(Your task): Read the records below and copy each line that contains "springframework".

(Source material):
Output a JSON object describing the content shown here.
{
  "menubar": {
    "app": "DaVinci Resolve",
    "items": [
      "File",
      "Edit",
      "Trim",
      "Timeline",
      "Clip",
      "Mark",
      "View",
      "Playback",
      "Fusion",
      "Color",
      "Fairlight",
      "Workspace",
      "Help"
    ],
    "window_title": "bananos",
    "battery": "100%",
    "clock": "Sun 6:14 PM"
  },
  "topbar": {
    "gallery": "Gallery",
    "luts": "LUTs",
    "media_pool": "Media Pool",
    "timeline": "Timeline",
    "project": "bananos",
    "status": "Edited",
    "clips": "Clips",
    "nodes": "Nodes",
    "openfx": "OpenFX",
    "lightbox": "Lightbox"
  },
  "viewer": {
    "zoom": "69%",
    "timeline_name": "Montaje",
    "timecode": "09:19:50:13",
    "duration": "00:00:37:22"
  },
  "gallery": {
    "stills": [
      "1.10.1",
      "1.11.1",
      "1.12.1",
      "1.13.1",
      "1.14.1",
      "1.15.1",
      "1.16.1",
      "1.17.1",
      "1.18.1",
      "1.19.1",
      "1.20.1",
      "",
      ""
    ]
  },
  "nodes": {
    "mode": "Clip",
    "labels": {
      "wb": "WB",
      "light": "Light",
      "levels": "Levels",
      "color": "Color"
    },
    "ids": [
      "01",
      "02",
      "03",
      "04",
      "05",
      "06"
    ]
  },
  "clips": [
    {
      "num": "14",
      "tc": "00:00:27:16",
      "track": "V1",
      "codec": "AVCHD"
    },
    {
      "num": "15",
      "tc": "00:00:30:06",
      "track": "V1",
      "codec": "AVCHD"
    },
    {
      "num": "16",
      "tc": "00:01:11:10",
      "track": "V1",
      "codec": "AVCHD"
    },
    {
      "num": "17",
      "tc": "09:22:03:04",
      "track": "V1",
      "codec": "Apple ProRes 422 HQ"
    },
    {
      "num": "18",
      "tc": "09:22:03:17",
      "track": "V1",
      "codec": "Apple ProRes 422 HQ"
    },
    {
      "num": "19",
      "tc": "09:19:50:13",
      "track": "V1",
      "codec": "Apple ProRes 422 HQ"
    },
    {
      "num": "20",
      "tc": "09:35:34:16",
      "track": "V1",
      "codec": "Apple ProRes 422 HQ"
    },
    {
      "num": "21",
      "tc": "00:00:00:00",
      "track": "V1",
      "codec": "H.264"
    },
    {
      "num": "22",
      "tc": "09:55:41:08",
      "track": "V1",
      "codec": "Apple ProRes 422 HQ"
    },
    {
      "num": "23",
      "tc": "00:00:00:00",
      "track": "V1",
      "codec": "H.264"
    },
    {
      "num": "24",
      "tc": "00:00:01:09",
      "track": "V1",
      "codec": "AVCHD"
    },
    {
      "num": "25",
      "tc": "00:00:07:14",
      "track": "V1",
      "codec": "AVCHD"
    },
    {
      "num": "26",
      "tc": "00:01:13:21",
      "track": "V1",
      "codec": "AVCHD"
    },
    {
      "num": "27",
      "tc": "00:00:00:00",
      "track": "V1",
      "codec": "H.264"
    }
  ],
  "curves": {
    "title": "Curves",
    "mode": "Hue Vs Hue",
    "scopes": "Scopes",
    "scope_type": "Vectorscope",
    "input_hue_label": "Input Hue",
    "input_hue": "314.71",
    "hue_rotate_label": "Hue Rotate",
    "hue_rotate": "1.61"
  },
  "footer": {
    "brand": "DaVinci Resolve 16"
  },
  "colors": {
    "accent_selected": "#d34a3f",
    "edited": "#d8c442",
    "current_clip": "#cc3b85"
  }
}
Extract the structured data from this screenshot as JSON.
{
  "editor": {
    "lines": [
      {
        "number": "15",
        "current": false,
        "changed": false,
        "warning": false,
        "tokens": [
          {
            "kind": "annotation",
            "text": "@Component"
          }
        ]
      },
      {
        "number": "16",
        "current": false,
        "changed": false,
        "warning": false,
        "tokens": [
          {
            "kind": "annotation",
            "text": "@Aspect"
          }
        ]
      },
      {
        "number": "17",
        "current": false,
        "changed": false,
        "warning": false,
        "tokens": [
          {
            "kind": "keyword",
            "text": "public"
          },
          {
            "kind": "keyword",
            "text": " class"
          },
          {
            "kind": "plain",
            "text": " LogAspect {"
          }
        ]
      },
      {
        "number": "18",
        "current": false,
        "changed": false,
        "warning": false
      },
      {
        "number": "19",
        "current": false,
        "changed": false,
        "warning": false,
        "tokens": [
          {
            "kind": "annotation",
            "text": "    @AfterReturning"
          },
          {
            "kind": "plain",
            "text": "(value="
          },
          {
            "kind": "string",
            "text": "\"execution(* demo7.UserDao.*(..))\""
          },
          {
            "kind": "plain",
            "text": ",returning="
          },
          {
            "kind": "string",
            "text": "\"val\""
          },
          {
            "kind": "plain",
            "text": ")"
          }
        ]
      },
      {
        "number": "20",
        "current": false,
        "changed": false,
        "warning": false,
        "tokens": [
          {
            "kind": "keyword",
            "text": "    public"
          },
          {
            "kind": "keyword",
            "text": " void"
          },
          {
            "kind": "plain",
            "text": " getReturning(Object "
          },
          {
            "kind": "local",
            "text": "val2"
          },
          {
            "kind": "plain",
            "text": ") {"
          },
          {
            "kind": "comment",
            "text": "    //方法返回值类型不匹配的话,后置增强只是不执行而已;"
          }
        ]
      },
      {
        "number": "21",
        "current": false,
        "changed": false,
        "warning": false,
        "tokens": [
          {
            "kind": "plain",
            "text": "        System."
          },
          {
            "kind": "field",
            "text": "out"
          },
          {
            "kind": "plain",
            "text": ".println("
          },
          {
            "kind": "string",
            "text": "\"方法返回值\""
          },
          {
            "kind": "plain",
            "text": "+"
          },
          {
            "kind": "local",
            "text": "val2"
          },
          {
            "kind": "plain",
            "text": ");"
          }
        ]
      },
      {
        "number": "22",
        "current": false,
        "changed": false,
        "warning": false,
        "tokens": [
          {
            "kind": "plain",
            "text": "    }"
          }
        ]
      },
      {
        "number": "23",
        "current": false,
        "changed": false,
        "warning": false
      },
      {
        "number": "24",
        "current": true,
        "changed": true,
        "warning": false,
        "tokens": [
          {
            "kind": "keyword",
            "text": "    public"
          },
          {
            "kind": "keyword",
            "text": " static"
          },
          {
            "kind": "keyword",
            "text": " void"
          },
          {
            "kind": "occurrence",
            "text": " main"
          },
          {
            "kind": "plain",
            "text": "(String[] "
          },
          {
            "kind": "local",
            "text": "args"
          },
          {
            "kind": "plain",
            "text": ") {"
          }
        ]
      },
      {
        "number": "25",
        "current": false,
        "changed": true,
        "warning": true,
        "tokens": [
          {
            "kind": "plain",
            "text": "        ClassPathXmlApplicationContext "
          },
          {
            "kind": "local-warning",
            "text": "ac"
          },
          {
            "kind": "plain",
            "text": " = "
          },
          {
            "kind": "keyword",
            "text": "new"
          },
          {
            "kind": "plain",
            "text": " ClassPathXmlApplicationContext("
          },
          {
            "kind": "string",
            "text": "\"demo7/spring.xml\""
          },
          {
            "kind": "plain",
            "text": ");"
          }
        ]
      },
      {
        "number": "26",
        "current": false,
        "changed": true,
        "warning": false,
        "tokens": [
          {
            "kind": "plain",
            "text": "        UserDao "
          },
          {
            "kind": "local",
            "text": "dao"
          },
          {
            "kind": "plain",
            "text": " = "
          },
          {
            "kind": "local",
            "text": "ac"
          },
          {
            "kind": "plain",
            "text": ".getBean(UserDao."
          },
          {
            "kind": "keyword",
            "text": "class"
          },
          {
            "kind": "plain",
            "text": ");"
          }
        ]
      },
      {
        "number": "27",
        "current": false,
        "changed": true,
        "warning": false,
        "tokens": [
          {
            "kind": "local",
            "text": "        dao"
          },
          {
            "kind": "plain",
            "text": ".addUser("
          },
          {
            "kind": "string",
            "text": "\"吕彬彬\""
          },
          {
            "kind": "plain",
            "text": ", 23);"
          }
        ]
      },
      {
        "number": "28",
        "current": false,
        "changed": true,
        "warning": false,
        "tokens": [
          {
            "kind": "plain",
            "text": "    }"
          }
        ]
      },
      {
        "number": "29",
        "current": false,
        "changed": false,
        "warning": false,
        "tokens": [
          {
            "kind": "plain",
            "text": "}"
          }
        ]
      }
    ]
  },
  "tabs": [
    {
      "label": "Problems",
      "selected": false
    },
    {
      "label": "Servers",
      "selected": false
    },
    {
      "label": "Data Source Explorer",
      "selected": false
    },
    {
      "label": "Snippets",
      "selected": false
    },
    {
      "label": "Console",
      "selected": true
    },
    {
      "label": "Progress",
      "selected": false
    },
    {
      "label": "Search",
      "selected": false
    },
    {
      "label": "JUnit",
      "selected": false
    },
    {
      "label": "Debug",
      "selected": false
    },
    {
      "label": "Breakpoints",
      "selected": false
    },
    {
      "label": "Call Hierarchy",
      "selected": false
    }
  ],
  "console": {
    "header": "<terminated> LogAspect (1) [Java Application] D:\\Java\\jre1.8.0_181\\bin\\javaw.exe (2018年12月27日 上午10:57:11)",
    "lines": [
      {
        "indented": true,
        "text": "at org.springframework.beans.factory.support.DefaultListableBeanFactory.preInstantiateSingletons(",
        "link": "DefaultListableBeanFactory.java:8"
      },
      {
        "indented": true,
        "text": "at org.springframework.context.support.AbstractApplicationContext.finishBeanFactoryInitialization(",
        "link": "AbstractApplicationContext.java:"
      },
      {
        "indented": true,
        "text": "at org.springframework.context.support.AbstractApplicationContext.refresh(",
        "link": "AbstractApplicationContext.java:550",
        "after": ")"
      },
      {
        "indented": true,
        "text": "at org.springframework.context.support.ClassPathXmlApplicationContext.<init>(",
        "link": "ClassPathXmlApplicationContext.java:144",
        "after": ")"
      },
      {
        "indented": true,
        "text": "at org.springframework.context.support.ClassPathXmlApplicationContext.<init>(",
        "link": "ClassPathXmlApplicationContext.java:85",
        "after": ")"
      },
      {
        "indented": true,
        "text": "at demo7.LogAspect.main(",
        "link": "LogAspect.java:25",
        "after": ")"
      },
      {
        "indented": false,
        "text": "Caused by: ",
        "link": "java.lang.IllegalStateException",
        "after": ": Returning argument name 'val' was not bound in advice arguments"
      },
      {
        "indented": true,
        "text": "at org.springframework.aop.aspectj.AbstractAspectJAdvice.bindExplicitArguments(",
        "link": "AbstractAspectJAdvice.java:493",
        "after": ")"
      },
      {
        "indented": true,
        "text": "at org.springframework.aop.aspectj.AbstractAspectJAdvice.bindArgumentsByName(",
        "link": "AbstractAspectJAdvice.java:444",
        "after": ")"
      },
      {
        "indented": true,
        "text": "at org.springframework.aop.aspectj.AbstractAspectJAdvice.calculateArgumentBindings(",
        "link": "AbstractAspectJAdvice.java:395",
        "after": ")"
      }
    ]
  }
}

(Reply to the exercise):
        "text": "at org.springframework.beans.factory.support.DefaultListableBeanFactory.preInstantiateSingletons(",
        "text": "at org.springframework.context.support.AbstractApplicationContext.finishBeanFactoryInitialization(",
        "text": "at org.springframework.context.support.AbstractApplicationContext.refresh(",
        "text": "at org.springframework.context.support.ClassPathXmlApplicationContext.<init>(",
        "text": "at org.springframework.context.support.ClassPathXmlApplicationContext.<init>(",
        "text": "at org.springframework.aop.aspectj.AbstractAspectJAdvice.bindExplicitArguments(",
        "text": "at org.springframework.aop.aspectj.AbstractAspectJAdvice.bindArgumentsByName(",
        "text": "at org.springframework.aop.aspectj.AbstractAspectJAdvice.calculateArgumentBindings(",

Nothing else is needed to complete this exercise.